The battery life on the 3DS is much lower than the Nintendo DS Lite.  Nintendo claims three to five hours, but my own tests resulted in just 2.5 hours of playtime.  This was split between retail games (Street Fighter 4 and Ridge Racer), the built-in games (Face Raiders, AR Games), and the camera mode (where I took about 30 pictures).  During this test, I adjusted the 3D effect between 50% and 100% at various points.  The screen was also on maximum brightness, maximum volume, and wifi was enabled.

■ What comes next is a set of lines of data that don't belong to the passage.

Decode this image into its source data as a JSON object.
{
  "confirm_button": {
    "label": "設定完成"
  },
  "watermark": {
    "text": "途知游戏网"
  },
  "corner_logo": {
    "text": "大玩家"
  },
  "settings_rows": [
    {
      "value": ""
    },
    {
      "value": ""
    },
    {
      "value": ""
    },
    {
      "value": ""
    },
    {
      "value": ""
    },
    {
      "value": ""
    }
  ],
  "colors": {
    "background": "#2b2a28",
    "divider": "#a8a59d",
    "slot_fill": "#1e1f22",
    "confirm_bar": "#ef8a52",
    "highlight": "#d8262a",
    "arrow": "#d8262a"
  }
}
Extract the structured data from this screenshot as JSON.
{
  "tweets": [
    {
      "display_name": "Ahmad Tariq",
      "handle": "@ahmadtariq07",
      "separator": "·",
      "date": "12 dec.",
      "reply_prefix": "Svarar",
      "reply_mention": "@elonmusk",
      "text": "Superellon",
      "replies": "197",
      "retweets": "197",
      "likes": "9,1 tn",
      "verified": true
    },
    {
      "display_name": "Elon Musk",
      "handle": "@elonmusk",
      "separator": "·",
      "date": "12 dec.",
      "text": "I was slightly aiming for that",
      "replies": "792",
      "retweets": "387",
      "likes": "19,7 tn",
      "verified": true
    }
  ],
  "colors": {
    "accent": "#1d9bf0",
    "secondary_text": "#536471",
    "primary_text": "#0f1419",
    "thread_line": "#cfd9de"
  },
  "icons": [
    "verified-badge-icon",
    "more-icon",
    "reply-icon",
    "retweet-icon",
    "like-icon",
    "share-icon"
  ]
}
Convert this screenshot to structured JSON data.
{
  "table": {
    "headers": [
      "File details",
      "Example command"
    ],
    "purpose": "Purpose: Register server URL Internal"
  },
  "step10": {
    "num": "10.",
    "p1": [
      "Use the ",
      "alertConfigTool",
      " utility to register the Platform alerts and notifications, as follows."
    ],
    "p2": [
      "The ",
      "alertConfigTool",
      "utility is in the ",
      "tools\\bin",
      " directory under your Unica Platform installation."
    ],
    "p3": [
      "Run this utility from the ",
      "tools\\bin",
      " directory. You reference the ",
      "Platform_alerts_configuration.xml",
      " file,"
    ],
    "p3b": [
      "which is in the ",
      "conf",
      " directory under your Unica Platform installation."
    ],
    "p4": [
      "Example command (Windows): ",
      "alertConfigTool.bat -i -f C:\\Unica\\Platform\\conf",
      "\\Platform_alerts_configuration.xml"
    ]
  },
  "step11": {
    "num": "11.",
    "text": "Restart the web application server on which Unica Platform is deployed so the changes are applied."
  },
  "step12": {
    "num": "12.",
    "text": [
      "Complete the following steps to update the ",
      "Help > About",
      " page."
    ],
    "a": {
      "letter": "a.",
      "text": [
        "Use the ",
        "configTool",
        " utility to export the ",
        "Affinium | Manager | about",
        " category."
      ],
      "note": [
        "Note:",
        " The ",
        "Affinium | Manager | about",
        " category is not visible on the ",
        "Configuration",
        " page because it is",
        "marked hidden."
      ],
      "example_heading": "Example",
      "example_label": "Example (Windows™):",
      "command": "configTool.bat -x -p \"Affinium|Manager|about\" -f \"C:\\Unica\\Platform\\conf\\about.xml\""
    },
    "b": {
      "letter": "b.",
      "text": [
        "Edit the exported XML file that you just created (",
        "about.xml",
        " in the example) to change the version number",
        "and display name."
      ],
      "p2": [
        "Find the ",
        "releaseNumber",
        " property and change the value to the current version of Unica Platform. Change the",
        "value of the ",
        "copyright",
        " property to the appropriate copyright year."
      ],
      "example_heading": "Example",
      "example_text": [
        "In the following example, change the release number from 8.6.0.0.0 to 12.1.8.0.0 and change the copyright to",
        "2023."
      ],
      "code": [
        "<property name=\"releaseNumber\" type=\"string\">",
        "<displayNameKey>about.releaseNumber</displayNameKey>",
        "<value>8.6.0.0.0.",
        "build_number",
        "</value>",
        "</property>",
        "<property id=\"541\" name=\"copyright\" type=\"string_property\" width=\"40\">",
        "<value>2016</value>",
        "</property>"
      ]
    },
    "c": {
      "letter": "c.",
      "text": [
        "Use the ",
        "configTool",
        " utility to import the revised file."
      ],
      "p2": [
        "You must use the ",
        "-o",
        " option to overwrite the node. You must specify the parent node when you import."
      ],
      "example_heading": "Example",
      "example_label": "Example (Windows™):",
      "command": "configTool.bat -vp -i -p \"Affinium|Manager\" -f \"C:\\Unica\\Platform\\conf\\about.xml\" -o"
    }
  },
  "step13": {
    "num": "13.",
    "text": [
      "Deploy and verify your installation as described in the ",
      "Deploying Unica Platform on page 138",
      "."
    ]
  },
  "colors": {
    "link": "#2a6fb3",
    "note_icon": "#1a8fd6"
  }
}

This amount of battery life should cover a typical commute, but it doesn't leave a lot of extra juice - especially on longer trips.  A souped-up third party battery pack would be a helpful accessory.  You might be able to double the battery life by disabling a bunch of features, but this would also undermine the 3DS' appeal.

To be fair, the battery life is not significantly worse than other mobile devices with comparable graphics and these consumption numbers shouldn't be that big a surprise.  It's just that Nintendo's earlier devices performed much better in this regard, and may have set the expectations too high.



Conclusion

By all accounts, the Nintendo 3DS is a big step forward for handheld gaming.  The addition of an auto-stereoscopic 3D screen has propelled this console to the next level.  Combined with a front-facing camera and a 3D camera, 3-axis accelerometer, 3-axis gyroscope, and the analog circle pad, you end up with something that eclipses the original DS feature-set.  With additional horsepower under the hood, the games look a lot nicer too!

Nintendo 3DS

The system is not without its faults: the small viewing angle and meagre battery life in particular.  However, I think the 3DS' benefits far outweigh its short-comings.  If you are a fan of the Nintendo DS, then a purchase of this latest iteration is a no-brainer.  If you are a fan of stereo 3d, then this is the handheld you have been waiting for.  Although the 3D effect is not as impressive as you get with big-screen 3D HDTVs, it still looks great for what it is and will surely impress all your friends.  HIGHLY RECOMMENDED!

Got a review of your own?  Please share your thoughts below!